Friedman, who works closely with the Academy’s Advocacy Committee, comprised of leading music creators such as Nile Rodgers and Booker T. Jones, said his work advocating for music professionals isn’t done yet.
“We’re now working with the digital platforms on setting compensation standards, and the process to ensure proper credit and payout,” he explained. “[The Academy] is also calling on `Big Radio’ to pay a performance right to artists.”
Wellons applauds such efforts, while continuing to build her brand. She’s produced three albums (the latest is Pretty) and performed at venues ranging from London’s Jazz Café to The Kennedy Center of the Performing Arts in Washington, D.C. Her next performance is scheduled at D.C.’s Blues Alley in June—right in time for Black Music Month.
She offers a bit of advice to those seeking to enter the music industry.
“If you have talent, training and skills, there are opportunities, and just as many are behind the scenes,” the Bowie State University alumnus told ESSENCE. “You must work hard, and get along with different personalities.
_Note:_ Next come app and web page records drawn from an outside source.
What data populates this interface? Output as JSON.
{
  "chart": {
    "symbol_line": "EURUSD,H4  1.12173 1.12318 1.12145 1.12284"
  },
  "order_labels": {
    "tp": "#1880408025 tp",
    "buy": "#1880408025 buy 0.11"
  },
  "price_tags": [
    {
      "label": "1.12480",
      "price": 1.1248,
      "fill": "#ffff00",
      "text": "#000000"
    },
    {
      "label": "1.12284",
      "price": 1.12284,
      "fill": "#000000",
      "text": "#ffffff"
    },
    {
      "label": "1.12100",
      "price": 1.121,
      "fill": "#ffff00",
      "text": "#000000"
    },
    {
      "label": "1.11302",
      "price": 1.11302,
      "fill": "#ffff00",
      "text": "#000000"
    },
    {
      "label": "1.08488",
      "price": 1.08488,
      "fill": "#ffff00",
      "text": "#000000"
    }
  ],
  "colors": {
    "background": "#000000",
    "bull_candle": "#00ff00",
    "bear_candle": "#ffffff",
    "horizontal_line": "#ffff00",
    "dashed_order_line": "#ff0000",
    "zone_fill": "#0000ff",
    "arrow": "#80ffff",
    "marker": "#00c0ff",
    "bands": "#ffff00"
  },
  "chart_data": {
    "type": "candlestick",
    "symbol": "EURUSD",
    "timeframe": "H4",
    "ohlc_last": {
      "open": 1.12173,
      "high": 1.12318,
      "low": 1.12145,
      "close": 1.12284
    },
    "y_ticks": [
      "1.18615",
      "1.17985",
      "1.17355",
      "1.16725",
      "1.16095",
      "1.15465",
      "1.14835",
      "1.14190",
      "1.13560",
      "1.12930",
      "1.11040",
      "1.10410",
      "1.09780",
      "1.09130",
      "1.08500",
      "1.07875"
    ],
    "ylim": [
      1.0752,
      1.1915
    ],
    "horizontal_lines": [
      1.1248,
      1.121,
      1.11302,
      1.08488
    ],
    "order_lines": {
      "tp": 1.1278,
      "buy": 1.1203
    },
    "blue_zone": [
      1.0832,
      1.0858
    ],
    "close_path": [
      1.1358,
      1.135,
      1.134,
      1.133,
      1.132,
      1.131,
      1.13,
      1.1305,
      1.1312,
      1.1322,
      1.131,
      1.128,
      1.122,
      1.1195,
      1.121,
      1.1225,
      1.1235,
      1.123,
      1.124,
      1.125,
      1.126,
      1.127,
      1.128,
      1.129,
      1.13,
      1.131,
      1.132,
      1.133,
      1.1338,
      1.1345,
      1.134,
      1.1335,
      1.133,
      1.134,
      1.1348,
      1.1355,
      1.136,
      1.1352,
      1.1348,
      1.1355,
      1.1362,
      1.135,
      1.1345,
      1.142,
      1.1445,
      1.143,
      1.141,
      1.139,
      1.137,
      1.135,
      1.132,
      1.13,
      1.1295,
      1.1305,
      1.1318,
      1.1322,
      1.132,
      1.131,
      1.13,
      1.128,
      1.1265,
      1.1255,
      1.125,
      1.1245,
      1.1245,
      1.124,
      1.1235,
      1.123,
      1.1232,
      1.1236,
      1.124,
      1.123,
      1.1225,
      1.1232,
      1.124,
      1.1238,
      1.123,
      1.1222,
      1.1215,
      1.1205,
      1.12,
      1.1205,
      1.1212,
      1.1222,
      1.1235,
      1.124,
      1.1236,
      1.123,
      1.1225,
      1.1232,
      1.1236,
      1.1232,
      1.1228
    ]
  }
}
You have to wake up every day and only want to make music. You have to love it.”Share :